● Activity: The lines below that include "this" are to be found and copied.
---------------
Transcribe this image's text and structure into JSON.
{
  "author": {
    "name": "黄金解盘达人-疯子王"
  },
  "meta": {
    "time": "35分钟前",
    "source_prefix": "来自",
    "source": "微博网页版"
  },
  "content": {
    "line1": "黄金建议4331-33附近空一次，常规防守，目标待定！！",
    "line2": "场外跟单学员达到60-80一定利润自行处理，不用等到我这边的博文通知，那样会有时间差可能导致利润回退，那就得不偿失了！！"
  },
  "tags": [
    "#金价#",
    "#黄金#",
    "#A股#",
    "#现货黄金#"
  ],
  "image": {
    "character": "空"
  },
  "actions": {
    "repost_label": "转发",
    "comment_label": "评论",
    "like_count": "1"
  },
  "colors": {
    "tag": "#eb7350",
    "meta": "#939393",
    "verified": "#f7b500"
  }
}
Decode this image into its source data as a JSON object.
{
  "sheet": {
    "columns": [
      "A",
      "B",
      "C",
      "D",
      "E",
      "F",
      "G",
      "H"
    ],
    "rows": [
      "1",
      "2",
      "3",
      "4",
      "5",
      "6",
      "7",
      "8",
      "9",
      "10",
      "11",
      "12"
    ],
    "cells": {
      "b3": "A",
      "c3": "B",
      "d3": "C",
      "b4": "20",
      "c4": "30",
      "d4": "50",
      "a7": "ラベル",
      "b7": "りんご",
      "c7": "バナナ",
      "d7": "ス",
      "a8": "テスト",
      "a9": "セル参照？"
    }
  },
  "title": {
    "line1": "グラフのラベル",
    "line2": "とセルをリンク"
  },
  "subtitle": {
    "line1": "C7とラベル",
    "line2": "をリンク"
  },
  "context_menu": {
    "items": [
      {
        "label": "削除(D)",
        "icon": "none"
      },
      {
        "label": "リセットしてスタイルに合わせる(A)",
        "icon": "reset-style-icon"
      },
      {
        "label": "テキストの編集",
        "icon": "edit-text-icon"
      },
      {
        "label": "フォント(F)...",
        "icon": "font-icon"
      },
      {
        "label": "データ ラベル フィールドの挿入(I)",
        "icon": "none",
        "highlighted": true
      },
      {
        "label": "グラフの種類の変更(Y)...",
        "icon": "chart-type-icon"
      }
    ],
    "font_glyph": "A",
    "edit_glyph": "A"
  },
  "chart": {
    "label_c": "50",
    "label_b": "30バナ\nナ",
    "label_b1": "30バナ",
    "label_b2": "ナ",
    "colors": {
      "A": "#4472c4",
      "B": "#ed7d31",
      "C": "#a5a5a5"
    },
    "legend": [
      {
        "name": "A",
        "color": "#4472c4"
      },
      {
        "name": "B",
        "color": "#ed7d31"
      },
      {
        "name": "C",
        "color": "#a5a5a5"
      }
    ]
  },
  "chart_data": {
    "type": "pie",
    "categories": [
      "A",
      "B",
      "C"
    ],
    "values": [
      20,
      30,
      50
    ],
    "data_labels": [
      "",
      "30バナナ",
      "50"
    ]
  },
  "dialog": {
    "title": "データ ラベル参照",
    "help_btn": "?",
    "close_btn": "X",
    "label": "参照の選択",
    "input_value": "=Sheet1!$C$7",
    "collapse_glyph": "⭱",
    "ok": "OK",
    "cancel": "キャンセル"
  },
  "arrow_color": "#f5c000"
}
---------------
● Written solution:
Transcribe this image's text and structure into JSON.
Decode this image into its source data as a JSON object.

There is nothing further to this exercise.